[[ INPUT, beginning ]]

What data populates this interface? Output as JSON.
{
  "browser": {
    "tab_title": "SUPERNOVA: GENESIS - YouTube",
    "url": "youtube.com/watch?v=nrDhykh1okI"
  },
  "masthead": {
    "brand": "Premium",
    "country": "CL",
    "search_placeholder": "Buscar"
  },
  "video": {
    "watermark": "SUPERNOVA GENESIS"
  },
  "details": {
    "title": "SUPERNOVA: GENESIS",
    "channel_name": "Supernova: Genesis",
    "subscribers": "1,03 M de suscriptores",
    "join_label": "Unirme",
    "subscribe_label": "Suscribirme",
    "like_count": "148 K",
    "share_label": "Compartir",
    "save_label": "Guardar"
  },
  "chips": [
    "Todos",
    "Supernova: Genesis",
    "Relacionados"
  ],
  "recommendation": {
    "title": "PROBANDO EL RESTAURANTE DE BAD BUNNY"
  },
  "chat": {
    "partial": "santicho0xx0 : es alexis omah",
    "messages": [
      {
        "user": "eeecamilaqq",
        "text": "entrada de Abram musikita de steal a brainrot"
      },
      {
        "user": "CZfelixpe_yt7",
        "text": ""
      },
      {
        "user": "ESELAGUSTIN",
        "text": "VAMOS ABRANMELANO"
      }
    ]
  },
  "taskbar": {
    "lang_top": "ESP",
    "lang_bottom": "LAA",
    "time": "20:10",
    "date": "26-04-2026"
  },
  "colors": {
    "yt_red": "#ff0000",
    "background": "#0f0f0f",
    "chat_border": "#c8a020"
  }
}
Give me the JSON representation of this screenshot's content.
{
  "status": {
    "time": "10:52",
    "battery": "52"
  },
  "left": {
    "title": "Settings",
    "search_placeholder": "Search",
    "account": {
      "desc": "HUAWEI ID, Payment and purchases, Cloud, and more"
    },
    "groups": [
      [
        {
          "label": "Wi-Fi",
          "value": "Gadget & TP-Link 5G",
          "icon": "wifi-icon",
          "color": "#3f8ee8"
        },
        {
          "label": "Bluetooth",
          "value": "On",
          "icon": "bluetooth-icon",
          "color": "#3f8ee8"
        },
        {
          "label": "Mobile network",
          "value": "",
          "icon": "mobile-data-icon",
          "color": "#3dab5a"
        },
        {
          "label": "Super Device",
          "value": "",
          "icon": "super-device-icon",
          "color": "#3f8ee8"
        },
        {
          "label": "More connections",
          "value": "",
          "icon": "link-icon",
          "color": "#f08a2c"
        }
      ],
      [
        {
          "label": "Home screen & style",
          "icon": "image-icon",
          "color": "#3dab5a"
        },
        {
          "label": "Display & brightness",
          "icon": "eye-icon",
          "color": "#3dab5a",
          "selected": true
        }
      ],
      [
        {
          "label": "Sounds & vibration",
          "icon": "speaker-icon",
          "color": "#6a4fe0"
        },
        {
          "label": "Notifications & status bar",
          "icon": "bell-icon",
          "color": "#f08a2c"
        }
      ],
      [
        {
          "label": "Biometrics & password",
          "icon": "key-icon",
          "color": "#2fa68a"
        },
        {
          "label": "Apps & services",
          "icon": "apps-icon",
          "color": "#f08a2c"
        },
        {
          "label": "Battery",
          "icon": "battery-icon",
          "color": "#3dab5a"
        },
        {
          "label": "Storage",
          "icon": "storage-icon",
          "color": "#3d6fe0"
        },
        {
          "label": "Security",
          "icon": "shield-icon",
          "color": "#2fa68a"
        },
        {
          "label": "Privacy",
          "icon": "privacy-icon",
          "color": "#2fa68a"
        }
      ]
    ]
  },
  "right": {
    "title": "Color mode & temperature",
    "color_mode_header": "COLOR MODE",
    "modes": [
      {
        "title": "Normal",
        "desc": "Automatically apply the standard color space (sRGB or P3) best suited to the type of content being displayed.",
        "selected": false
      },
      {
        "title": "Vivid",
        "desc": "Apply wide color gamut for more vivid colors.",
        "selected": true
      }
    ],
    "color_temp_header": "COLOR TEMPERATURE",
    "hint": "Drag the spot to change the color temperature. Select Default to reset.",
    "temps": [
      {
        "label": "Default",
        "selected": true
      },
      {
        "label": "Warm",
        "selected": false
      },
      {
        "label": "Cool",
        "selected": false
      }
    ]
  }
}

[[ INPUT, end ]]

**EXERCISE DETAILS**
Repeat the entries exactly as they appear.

**RESPONSE TO THE EXERCISE**
What data populates this interface? Output as JSON.
{
  "browser": {
    "tab_title": "SUPERNOVA: GENESIS - YouTube",
    "url": "youtube.com/watch?v=nrDhykh1okI"
  },
  "masthead": {
    "brand": "Premium",
    "country": "CL",
    "search_placeholder": "Buscar"
  },
  "video": {
    "watermark": "SUPERNOVA GENESIS"
  },
  "details": {
    "title": "SUPERNOVA: GENESIS",
    "channel_name": "Supernova: Genesis",
    "subscribers": "1,03 M de suscriptores",
    "join_label": "Unirme",
    "subscribe_label": "Suscribirme",
    "like_count": "148 K",
    "share_label": "Compartir",
    "save_label": "Guardar"
  },
  "chips": [
    "Todos",
    "Supernova: Genesis",
    "Relacionados"
  ],
  "recommendation": {
    "title": "PROBANDO EL RESTAURANTE DE BAD BUNNY"
  },
  "chat": {
    "partial": "santicho0xx0 : es alexis omah",
    "messages": [
      {
        "user": "eeecamilaqq",
        "text": "entrada de Abram musikita de steal a brainrot"
      },
      {
        "user": "CZfelixpe_yt7",
        "text": ""
      },
      {
        "user": "ESELAGUSTIN",
        "text": "VAMOS ABRANMELANO"
      }
    ]
  },
  "taskbar": {
    "lang_top": "ESP",
    "lang_bottom": "LAA",
    "time": "20:10",
    "date": "26-04-2026"
  },
  "colors": {
    "yt_red": "#ff0000",
    "background": "#0f0f0f",
    "chat_border": "#c8a020"
  }
}
Give me the JSON representation of this screenshot's content.
{
  "status": {
    "time": "10:52",
    "battery": "52"
  },
  "left": {
    "title": "Settings",
    "search_placeholder": "Search",
    "account": {
      "desc": "HUAWEI ID, Payment and purchases, Cloud, and more"
    },
    "groups": [
      [
        {
          "label": "Wi-Fi",
          "value": "Gadget & TP-Link 5G",
          "icon": "wifi-icon",
          "color": "#3f8ee8"
        },
        {
          "label": "Bluetooth",
          "value": "On",
          "icon": "bluetooth-icon",
          "color": "#3f8ee8"
        },
        {
          "label": "Mobile network",
          "value": "",
          "icon": "mobile-data-icon",
          "color": "#3dab5a"
        },
        {
          "label": "Super Device",
          "value": "",
          "icon": "super-device-icon",
          "color": "#3f8ee8"
        },
        {
          "label": "More connections",
          "value": "",
          "icon": "link-icon",
          "color": "#f08a2c"
        }
      ],
      [
        {
          "label": "Home screen & style",
          "icon": "image-icon",
          "color": "#3dab5a"
        },
        {
          "label": "Display & brightness",
          "icon": "eye-icon",
          "color": "#3dab5a",
          "selected": true
        }
      ],
      [
        {
          "label": "Sounds & vibration",
          "icon": "speaker-icon",
          "color": "#6a4fe0"
        },
        {
          "label": "Notifications & status bar",
          "icon": "bell-icon",
          "color": "#f08a2c"
        }
      ],
      [
        {
          "label": "Biometrics & password",
          "icon": "key-icon",
          "color": "#2fa68a"
        },
        {
          "label": "Apps & services",
          "icon": "apps-icon",
          "color": "#f08a2c"
        },
        {
          "label": "Battery",
          "icon": "battery-icon",
          "color": "#3dab5a"
        },
        {
          "label": "Storage",
          "icon": "storage-icon",
          "color": "#3d6fe0"
        },
        {
          "label": "Security",
          "icon": "shield-icon",
          "color": "#2fa68a"
        },
        {
          "label": "Privacy",
          "icon": "privacy-icon",
          "color": "#2fa68a"
        }
      ]
    ]
  },
  "right": {
    "title": "Color mode & temperature",
    "color_mode_header": "COLOR MODE",
    "modes": [
      {
        "title": "Normal",
        "desc": "Automatically apply the standard color space (sRGB or P3) best suited to the type of content being displayed.",
        "selected": false
      },
      {
        "title": "Vivid",
        "desc": "Apply wide color gamut for more vivid colors.",
        "selected": true
      }
    ],
    "color_temp_header": "COLOR TEMPERATURE",
    "hint": "Drag the spot to change the color temperature. Select Default to reset.",
    "temps": [
      {
        "label": "Default",
        "selected": true
      },
      {
        "label": "Warm",
        "selected": false
      },
      {
        "label": "Cool",
        "selected": false
      }
    ]
  }
}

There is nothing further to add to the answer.